Baritone Thomas Glass made a strong impression with his first selection, singing “Captain Ahab? I must speak with you,” from Jake Heggie’s opera “Moby Dick.” The nautical feelings evoked by the wood winds were underscored with unease from the brass and lower strings. As he contemplated murdering Ahab, Glass’ rendition deftly captured the conflicting motivations as he searched for an answer while building to a near ramble. A sudden tone from a triangle caused Glass to snap into a more level-headed temperament, as heard by the hesitancy in the phrase “is it murder to strike a would-be murderer?” Glass’ dramatic and vocal anguish allowed him to ride aloft the massive swell of the strings, like a ship upon the sea’s waves, before the orchestra tapered to a close. His second aria was “Avant de quitter ces lieux,” from Gounod’s Faust. Here, Glass relished in the faithful certainty of Valentine asking God to protect Marguerite. This highly-present power allowed Glass to bring the aria to a strong conclusion.
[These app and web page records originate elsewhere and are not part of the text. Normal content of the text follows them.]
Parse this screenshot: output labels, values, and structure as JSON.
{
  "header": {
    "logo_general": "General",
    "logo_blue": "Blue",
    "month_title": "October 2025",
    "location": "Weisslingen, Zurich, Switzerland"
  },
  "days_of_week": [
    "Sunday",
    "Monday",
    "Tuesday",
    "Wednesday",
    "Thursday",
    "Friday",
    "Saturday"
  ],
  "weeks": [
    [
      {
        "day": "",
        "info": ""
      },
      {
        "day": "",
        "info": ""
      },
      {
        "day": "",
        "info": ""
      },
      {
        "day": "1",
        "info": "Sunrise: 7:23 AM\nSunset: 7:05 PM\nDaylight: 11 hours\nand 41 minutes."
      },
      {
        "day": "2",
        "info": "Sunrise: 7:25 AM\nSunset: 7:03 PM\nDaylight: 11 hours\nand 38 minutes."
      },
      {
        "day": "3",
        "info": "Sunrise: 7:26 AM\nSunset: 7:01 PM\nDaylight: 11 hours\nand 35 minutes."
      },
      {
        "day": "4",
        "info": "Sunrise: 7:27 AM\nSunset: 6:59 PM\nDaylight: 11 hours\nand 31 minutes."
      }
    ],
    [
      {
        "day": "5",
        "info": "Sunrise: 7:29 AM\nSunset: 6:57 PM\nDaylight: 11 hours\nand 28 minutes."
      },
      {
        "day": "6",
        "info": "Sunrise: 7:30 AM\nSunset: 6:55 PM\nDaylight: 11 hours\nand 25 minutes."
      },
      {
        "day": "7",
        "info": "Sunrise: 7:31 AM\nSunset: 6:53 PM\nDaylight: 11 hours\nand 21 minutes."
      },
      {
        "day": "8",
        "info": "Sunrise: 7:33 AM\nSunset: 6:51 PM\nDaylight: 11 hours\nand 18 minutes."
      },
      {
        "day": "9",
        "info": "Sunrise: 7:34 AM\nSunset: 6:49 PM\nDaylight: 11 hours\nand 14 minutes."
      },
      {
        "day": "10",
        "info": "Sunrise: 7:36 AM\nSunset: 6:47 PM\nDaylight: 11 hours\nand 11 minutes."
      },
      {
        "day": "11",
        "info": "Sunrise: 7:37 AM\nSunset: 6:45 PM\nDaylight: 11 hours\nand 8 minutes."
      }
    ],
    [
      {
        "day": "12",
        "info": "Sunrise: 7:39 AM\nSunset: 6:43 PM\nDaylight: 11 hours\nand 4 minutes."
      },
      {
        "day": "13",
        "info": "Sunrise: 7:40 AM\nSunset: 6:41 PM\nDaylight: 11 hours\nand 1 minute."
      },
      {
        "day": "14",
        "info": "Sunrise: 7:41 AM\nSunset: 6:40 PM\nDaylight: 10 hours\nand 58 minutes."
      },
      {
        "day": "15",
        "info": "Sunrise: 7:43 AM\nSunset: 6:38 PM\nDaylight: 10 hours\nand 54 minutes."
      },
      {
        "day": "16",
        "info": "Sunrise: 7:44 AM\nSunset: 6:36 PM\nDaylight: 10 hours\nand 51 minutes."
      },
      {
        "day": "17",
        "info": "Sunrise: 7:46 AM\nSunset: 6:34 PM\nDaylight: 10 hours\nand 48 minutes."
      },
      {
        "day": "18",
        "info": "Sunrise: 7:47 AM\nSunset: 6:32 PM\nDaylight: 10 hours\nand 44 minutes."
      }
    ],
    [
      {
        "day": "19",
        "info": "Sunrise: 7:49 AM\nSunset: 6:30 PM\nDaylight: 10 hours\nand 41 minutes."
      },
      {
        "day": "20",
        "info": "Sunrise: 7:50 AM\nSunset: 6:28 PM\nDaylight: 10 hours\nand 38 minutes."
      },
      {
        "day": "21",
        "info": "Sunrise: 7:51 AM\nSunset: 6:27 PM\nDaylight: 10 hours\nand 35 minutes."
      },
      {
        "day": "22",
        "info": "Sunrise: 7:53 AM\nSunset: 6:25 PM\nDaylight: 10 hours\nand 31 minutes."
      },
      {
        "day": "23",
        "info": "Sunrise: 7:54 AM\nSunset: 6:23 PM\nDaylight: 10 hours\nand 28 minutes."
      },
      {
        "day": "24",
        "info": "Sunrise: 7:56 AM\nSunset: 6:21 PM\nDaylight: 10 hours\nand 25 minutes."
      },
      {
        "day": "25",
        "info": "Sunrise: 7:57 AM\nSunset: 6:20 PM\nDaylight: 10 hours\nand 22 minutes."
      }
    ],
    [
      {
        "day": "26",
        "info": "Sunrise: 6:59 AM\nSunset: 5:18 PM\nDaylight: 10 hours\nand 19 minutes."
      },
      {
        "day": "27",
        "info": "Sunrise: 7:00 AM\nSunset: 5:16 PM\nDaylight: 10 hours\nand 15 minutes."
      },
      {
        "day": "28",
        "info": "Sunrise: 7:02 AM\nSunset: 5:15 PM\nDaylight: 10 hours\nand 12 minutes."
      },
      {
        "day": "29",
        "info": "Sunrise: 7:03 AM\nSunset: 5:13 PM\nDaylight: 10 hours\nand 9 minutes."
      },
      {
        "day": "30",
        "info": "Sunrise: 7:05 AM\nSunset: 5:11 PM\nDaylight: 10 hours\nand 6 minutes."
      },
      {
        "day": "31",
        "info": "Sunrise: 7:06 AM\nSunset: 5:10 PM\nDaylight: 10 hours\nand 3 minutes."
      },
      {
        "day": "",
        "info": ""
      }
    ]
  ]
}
Soprano Alaysha Fox came next, with “Don Ottavio, son morta!… Or sai chi l’onore,” from Mozart’s Don Giovanni. Fox’s lush soprano was bolstered by her dramatic sense, conveying the fresh horror and outrage of Donna Anna; her repeated measures did not lack in any punch, and retained their urgency as Fox continued in her pouring of lovely, indignant tones. Her second aria was “Ich ging zu ihm,” from Korngold’s “Das Wunder der Heliane.” Opening with an uneasy feeling due to the orchestral brass, Fox’s extended phrases soon unfolded into a powerful, sonorous account of compassion for a man condemned to death.
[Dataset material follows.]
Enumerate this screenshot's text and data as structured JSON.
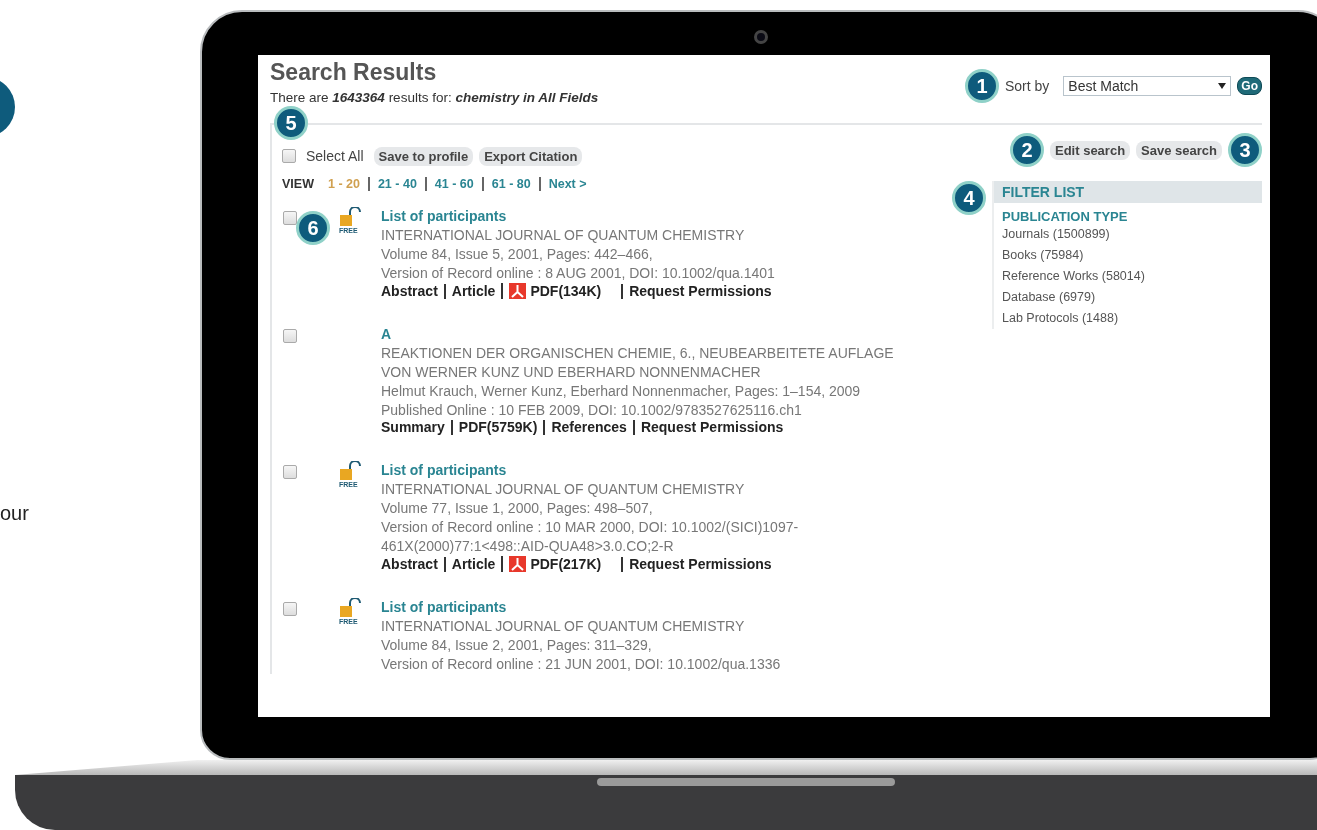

Last, but by no means least, was bass William Guanbo Su, whose first aria was “Sorge infausta una procella,” from Handel’s “Orlando.” Su started this classical piece with a clear and rich vocal weight. The highly melismatic nature of the text allowed Su to indulge in a series of strong, yet graceful, coloratura runs. This deluge of deep notes was halted by the phrase “splende fausta poi la stella che ogni cor…” which slowed and descended to the lowest reaches of Su’s bass register, holding it firmly before the ritornello. As the orchestra made itself scarcer, Su’s phrases accompanied by only the harpsichord did well in keeping the urgency of the aria going. His second aria, “Vi ravviso, o luoghi ameni,” from Bellini’s “La Sonnambula,” was relaxed and affectionate as he vocally explored the nostalgic scenery of Count Rodolpho’s hometown. As the feeling of the aria shifted towards the bittersweet realization of the passing of time, Su’s flexible ornaments were capped off with a low, earthy fermata delivered with a magnetic power.